Start of RECORDS PROVIDED
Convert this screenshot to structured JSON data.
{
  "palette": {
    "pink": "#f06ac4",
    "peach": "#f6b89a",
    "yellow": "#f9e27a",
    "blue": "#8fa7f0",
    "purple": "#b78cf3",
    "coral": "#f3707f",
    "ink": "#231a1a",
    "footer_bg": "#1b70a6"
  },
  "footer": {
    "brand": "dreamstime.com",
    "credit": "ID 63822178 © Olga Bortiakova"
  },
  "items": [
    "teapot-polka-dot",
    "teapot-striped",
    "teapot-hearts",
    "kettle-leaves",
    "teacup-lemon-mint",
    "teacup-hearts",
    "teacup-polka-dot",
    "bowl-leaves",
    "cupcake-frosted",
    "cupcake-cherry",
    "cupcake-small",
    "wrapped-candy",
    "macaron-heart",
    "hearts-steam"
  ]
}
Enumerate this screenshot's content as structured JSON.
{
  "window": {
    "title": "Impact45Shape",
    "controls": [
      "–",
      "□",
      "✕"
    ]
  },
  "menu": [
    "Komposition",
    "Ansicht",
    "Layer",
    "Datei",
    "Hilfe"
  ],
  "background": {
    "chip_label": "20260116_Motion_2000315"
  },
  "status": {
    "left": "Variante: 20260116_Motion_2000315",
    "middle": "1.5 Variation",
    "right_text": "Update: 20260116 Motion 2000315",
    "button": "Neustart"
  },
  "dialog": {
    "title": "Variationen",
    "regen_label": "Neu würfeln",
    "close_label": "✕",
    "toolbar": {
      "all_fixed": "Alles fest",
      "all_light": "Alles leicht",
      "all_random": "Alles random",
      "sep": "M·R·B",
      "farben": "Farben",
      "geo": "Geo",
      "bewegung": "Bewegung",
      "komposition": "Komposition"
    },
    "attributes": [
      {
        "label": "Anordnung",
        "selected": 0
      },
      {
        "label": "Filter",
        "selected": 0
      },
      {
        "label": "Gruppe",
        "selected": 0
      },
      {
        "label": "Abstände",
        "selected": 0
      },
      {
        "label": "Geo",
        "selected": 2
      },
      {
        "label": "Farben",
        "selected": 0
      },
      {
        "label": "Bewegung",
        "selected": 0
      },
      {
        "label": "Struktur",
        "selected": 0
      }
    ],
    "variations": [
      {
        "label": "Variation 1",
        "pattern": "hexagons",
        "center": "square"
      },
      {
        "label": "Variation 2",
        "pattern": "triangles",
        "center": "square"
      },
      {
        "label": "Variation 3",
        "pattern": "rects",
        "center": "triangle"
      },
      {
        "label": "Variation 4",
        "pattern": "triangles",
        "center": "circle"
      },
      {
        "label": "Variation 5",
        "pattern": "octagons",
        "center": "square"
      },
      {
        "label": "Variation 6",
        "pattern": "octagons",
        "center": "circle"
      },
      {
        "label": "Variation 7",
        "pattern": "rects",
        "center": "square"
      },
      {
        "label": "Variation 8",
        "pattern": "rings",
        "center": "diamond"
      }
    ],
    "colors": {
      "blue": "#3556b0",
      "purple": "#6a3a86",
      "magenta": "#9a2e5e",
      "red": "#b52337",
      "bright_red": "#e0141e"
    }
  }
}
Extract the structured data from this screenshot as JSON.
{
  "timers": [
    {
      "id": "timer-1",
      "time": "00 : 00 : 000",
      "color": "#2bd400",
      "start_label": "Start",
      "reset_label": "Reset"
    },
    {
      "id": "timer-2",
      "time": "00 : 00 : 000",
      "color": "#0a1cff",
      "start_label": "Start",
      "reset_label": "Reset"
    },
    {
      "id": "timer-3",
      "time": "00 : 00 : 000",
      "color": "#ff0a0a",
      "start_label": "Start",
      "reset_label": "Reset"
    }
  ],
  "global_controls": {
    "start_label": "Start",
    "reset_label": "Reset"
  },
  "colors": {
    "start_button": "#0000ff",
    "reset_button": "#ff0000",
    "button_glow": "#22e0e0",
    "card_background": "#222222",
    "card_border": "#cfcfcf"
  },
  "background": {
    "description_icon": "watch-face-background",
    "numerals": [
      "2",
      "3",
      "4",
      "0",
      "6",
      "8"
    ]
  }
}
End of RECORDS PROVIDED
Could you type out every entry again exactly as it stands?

### [OUTPUT FOR THIS EXERCISE]
Convert this screenshot to structured JSON data.
{
  "palette": {
    "pink": "#f06ac4",
    "peach": "#f6b89a",
    "yellow": "#f9e27a",
    "blue": "#8fa7f0",
    "purple": "#b78cf3",
    "coral": "#f3707f",
    "ink": "#231a1a",
    "footer_bg": "#1b70a6"
  },
  "footer": {
    "brand": "dreamstime.com",
    "credit": "ID 63822178 © Olga Bortiakova"
  },
  "items": [
    "teapot-polka-dot",
    "teapot-striped",
    "teapot-hearts",
    "kettle-leaves",
    "teacup-lemon-mint",
    "teacup-hearts",
    "teacup-polka-dot",
    "bowl-leaves",
    "cupcake-frosted",
    "cupcake-cherry",
    "cupcake-small",
    "wrapped-candy",
    "macaron-heart",
    "hearts-steam"
  ]
}
Enumerate this screenshot's content as structured JSON.
{
  "window": {
    "title": "Impact45Shape",
    "controls": [
      "–",
      "□",
      "✕"
    ]
  },
  "menu": [
    "Komposition",
    "Ansicht",
    "Layer",
    "Datei",
    "Hilfe"
  ],
  "background": {
    "chip_label": "20260116_Motion_2000315"
  },
  "status": {
    "left": "Variante: 20260116_Motion_2000315",
    "middle": "1.5 Variation",
    "right_text": "Update: 20260116 Motion 2000315",
    "button": "Neustart"
  },
  "dialog": {
    "title": "Variationen",
    "regen_label": "Neu würfeln",
    "close_label": "✕",
    "toolbar": {
      "all_fixed": "Alles fest",
      "all_light": "Alles leicht",
      "all_random": "Alles random",
      "sep": "M·R·B",
      "farben": "Farben",
      "geo": "Geo",
      "bewegung": "Bewegung",
      "komposition": "Komposition"
    },
    "attributes": [
      {
        "label": "Anordnung",
        "selected": 0
      },
      {
        "label": "Filter",
        "selected": 0
      },
      {
        "label": "Gruppe",
        "selected": 0
      },
      {
        "label": "Abstände",
        "selected": 0
      },
      {
        "label": "Geo",
        "selected": 2
      },
      {
        "label": "Farben",
        "selected": 0
      },
      {
        "label": "Bewegung",
        "selected": 0
      },
      {
        "label": "Struktur",
        "selected": 0
      }
    ],
    "variations": [
      {
        "label": "Variation 1",
        "pattern": "hexagons",
        "center": "square"
      },
      {
        "label": "Variation 2",
        "pattern": "triangles",
        "center": "square"
      },
      {
        "label": "Variation 3",
        "pattern": "rects",
        "center": "triangle"
      },
      {
        "label": "Variation 4",
        "pattern": "triangles",
        "center": "circle"
      },
      {
        "label": "Variation 5",
        "pattern": "octagons",
        "center": "square"
      },
      {
        "label": "Variation 6",
        "pattern": "octagons",
        "center": "circle"
      },
      {
        "label": "Variation 7",
        "pattern": "rects",
        "center": "square"
      },
      {
        "label": "Variation 8",
        "pattern": "rings",
        "center": "diamond"
      }
    ],
    "colors": {
      "blue": "#3556b0",
      "purple": "#6a3a86",
      "magenta": "#9a2e5e",
      "red": "#b52337",
      "bright_red": "#e0141e"
    }
  }
}
Extract the structured data from this screenshot as JSON.
{
  "timers": [
    {
      "id": "timer-1",
      "time": "00 : 00 : 000",
      "color": "#2bd400",
      "start_label": "Start",
      "reset_label": "Reset"
    },
    {
      "id": "timer-2",
      "time": "00 : 00 : 000",
      "color": "#0a1cff",
      "start_label": "Start",
      "reset_label": "Reset"
    },
    {
      "id": "timer-3",
      "time": "00 : 00 : 000",
      "color": "#ff0a0a",
      "start_label": "Start",
      "reset_label": "Reset"
    }
  ],
  "global_controls": {
    "start_label": "Start",
    "reset_label": "Reset"
  },
  "colors": {
    "start_button": "#0000ff",
    "reset_button": "#ff0000",
    "button_glow": "#22e0e0",
    "card_background": "#222222",
    "card_border": "#cfcfcf"
  },
  "background": {
    "description_icon": "watch-face-background",
    "numerals": [
      "2",
      "3",
      "4",
      "0",
      "6",
      "8"
    ]
  }
}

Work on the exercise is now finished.